[Data for processing]
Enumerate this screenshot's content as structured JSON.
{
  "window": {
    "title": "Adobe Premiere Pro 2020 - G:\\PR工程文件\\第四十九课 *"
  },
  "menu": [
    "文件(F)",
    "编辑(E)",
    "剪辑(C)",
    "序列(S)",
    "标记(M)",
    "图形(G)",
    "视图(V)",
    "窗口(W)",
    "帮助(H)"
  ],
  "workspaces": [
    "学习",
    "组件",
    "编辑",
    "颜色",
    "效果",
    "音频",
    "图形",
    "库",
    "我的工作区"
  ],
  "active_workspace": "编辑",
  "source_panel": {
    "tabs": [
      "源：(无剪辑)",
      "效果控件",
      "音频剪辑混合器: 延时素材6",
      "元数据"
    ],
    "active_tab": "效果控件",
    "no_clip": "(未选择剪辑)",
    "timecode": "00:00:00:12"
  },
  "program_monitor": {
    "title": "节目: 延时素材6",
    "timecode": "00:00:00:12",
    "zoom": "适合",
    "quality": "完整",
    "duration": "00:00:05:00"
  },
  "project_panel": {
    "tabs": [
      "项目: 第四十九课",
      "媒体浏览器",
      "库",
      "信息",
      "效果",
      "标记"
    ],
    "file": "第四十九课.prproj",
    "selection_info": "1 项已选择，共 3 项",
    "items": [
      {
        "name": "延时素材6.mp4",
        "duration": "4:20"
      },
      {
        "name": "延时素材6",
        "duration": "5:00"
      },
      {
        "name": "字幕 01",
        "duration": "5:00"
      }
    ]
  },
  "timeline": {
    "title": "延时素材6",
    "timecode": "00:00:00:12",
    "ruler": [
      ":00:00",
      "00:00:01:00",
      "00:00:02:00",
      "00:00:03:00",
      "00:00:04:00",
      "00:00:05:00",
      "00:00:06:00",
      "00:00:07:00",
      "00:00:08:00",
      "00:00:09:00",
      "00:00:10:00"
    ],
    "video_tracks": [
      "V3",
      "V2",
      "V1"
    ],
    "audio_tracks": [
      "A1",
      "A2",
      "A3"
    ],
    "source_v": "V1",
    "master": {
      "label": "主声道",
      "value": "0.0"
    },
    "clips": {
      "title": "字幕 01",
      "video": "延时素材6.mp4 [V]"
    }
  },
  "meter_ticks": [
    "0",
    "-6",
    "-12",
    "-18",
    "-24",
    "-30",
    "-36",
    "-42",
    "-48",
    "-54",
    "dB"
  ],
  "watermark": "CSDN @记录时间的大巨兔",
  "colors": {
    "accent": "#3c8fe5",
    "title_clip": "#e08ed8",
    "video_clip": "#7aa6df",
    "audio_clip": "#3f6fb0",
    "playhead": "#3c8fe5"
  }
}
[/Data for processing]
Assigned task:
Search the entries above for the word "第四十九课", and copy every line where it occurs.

Problem solution:
    "title": "Adobe Premiere Pro 2020 - G:\\PR工程文件\\第四十九课 *"
      "项目: 第四十九课",
    "file": "第四十九课.prproj",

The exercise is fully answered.